Exercise objective >> Lines in the entries below where the word "JSON" shows up should each be copied.
Top of Supplied data
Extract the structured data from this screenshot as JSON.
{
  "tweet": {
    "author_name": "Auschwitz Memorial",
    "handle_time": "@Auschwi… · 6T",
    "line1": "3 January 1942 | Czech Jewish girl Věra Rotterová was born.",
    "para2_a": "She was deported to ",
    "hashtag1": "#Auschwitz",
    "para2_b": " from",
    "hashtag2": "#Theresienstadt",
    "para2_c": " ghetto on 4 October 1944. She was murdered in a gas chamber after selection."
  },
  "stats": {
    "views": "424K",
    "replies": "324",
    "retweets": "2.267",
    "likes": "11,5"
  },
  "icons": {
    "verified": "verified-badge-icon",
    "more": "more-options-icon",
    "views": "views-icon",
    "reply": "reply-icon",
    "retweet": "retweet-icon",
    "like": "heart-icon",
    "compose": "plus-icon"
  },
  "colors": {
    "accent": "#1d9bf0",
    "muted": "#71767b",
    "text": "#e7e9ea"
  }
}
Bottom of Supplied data
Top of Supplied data
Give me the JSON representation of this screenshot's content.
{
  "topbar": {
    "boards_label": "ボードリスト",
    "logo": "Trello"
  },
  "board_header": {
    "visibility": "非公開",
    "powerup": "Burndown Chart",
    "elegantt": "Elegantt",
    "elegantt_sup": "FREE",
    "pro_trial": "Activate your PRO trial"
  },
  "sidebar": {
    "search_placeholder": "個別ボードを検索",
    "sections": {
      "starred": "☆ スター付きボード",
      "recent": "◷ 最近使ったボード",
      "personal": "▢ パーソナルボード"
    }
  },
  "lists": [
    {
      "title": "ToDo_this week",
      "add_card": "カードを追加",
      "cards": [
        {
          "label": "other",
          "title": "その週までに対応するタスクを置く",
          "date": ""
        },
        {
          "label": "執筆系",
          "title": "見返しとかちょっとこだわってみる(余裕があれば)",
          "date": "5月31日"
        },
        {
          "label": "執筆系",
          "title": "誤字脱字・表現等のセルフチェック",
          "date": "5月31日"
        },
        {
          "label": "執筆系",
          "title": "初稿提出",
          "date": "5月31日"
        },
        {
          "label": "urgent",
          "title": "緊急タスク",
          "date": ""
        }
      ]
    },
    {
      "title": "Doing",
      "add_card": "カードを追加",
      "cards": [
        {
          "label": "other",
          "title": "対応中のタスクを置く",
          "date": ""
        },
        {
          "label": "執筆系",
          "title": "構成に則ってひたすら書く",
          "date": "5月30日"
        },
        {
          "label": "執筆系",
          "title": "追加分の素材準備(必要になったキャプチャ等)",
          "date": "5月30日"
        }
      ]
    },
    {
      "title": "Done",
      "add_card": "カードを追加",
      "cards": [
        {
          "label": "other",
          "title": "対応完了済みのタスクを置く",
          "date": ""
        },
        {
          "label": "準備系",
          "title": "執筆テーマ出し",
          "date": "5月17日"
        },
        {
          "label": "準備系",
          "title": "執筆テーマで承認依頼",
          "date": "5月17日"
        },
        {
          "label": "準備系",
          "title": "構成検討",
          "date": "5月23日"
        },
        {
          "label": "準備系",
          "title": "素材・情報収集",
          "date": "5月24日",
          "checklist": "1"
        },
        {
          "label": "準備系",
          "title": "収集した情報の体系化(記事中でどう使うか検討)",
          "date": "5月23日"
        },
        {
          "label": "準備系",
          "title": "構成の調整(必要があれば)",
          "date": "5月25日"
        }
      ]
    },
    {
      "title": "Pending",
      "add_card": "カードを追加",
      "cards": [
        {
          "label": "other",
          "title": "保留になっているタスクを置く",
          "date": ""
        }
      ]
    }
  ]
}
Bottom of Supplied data
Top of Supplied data
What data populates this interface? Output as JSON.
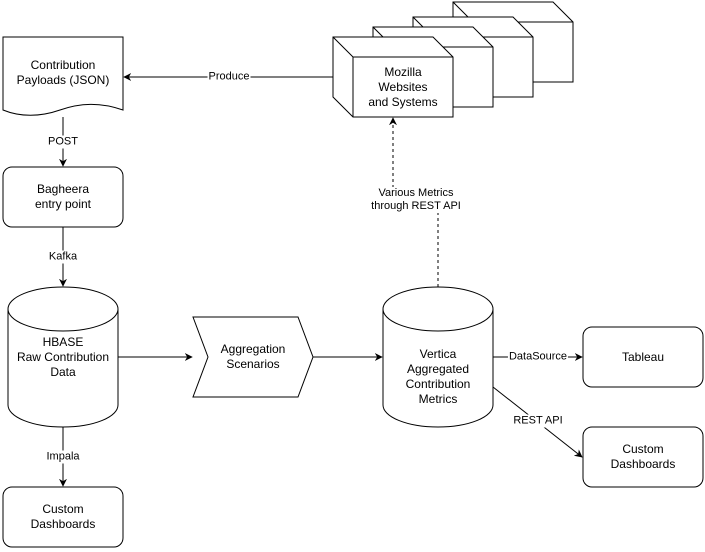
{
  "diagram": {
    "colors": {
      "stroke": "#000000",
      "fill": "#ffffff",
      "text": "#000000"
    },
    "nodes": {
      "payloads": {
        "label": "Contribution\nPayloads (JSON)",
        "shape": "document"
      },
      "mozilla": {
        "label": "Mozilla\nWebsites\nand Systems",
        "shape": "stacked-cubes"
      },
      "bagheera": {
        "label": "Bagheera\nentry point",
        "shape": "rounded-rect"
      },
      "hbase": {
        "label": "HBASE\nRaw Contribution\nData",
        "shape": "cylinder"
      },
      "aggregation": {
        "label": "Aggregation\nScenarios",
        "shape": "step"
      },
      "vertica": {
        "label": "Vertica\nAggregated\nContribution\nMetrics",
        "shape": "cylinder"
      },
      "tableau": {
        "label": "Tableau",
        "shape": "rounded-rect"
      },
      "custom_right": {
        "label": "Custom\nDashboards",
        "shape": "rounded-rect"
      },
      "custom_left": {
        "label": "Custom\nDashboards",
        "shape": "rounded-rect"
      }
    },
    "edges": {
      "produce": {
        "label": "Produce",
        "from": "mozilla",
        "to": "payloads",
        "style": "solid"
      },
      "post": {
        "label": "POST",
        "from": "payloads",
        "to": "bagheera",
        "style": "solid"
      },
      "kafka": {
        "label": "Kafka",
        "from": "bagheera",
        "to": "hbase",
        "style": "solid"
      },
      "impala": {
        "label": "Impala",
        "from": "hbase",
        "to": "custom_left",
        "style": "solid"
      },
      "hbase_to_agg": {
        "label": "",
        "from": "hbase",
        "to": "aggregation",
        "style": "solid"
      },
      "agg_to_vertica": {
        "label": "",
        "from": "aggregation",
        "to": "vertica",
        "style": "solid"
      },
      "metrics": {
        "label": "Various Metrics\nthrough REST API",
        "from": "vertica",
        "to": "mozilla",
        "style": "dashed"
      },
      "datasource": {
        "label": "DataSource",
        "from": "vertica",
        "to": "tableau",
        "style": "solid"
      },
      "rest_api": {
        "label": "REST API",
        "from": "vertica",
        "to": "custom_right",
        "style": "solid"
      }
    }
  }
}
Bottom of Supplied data
Response to this task >>
Extract the structured data from this screenshot as JSON.
Give me the JSON representation of this screenshot's content.
What data populates this interface? Output as JSON.
        "label": "Contribution\nPayloads (JSON)",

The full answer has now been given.